:: Exercise instructions ::
Go through the material line by line and copy each one with the word "title".

____ Dataset extract

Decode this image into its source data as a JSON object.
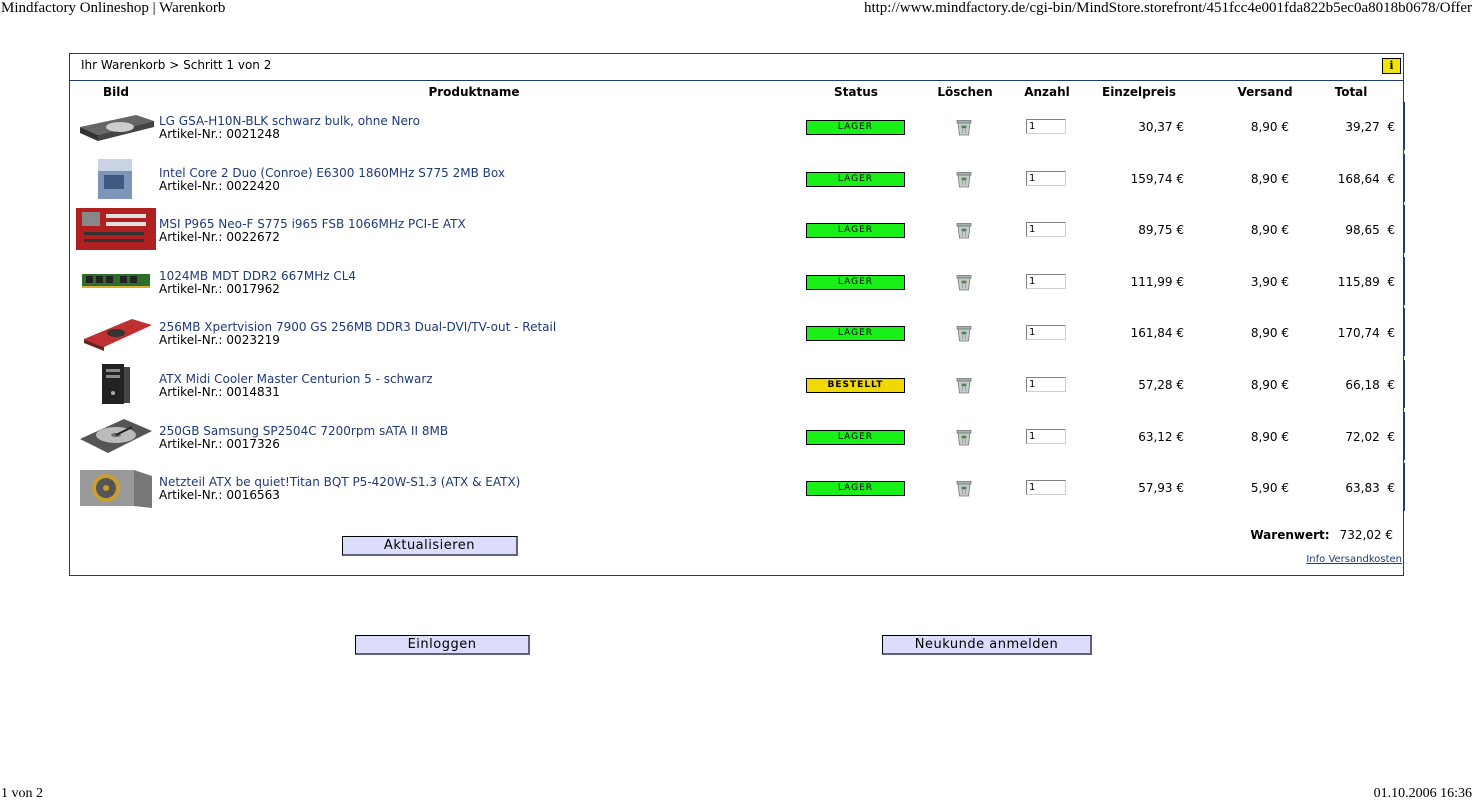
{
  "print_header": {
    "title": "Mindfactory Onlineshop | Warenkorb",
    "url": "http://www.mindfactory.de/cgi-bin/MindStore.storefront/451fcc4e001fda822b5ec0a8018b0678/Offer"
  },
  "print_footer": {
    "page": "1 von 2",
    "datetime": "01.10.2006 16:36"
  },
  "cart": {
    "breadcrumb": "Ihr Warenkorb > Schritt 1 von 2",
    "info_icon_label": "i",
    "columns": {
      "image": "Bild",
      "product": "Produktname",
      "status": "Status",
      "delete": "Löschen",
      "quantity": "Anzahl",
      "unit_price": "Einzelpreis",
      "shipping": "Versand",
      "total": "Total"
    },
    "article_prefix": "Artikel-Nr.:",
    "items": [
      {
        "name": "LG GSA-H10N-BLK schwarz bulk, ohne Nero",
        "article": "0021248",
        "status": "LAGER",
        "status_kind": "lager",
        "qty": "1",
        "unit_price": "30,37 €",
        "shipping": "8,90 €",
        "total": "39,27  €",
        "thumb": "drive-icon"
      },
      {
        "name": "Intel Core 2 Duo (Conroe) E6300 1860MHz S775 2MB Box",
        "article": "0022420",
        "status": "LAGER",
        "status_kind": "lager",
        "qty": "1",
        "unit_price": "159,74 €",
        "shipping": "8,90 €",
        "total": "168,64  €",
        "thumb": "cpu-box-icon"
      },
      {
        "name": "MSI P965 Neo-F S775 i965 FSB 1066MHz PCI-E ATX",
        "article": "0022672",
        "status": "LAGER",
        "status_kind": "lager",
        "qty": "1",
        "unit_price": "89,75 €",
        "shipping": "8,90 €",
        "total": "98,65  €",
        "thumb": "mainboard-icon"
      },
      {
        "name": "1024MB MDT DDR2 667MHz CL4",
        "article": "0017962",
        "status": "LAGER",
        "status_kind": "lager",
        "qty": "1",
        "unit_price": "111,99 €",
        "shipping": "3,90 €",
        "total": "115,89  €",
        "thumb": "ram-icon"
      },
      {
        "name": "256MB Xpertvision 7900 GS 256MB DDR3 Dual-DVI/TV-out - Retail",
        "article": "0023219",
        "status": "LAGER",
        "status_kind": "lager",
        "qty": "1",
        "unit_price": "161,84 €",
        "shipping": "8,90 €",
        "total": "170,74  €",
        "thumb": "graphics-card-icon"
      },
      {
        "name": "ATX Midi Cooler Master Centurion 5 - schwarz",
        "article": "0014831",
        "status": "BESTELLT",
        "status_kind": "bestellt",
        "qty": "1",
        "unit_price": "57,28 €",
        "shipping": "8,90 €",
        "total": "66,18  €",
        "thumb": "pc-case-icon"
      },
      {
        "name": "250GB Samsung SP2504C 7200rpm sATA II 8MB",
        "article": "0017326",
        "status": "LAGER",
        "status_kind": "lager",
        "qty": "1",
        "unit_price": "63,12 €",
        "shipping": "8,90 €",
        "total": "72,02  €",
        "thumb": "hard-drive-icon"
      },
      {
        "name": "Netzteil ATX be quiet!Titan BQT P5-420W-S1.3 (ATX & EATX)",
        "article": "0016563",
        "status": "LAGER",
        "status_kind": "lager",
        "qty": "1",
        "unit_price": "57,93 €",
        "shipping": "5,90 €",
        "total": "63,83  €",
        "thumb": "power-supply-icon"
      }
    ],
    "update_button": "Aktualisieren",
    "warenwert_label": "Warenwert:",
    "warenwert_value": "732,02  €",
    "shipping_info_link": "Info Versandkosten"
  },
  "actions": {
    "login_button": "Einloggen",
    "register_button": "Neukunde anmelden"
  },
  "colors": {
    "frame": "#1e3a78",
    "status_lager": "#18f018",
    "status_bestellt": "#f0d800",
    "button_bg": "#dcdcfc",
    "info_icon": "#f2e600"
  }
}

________
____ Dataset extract

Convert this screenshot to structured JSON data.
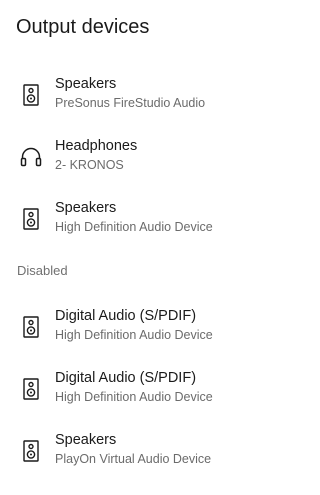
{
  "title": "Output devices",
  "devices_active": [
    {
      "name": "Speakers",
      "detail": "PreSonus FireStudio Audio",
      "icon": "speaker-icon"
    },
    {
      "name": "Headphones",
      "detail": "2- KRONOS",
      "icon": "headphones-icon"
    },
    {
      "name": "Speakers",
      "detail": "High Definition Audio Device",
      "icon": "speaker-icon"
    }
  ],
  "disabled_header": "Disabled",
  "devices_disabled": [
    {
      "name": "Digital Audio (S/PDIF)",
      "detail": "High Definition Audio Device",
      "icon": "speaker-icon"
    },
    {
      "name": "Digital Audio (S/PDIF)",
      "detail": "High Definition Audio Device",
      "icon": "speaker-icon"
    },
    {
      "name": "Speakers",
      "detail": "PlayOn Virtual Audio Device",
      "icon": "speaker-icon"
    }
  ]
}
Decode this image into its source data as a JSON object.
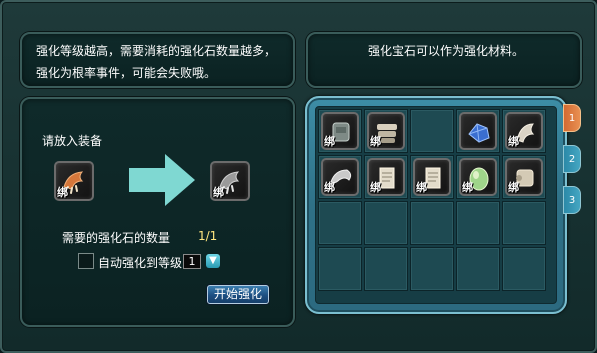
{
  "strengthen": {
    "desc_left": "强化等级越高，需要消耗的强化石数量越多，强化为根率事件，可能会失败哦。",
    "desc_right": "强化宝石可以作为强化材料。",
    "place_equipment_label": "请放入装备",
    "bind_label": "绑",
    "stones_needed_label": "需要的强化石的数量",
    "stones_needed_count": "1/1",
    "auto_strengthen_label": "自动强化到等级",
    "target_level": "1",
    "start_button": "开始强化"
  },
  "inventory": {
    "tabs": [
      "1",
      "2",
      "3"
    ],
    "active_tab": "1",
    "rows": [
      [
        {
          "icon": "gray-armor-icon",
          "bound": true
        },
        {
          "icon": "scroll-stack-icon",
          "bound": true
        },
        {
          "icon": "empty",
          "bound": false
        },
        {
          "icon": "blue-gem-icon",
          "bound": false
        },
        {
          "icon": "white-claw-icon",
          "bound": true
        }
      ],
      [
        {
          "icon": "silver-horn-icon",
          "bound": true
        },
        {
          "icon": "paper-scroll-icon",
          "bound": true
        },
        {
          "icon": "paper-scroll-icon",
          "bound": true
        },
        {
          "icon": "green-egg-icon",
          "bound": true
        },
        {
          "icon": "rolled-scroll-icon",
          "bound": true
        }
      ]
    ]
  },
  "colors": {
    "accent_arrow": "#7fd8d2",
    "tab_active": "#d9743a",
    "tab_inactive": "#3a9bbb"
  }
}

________
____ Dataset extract

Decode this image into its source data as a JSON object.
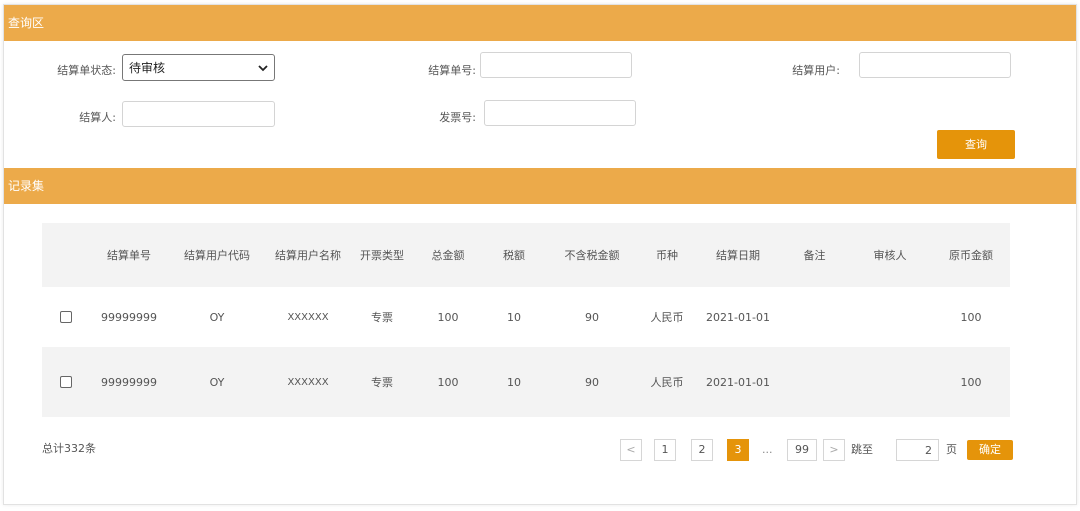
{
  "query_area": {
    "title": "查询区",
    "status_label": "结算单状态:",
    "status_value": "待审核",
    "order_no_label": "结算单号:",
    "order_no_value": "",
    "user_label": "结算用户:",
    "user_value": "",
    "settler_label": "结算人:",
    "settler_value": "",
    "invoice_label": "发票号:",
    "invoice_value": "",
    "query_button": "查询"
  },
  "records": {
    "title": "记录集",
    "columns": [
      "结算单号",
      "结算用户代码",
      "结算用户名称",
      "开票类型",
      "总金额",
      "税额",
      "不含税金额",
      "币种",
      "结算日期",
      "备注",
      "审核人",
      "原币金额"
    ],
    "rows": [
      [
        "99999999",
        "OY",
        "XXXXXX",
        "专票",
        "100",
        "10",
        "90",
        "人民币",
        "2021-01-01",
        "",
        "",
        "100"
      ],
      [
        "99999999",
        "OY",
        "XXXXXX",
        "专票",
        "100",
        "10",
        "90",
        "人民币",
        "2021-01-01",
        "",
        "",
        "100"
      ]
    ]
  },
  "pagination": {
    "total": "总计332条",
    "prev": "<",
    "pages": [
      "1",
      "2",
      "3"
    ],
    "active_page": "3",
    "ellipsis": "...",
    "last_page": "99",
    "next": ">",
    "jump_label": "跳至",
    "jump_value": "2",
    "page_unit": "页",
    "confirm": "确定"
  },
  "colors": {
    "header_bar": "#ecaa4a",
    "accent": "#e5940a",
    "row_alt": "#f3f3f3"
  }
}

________

:: Response area ::
    "title": "Mindfactory Onlineshop | Warenkorb",
  "title": "Output devices",
    "title": "查询区",
    "title": "记录集",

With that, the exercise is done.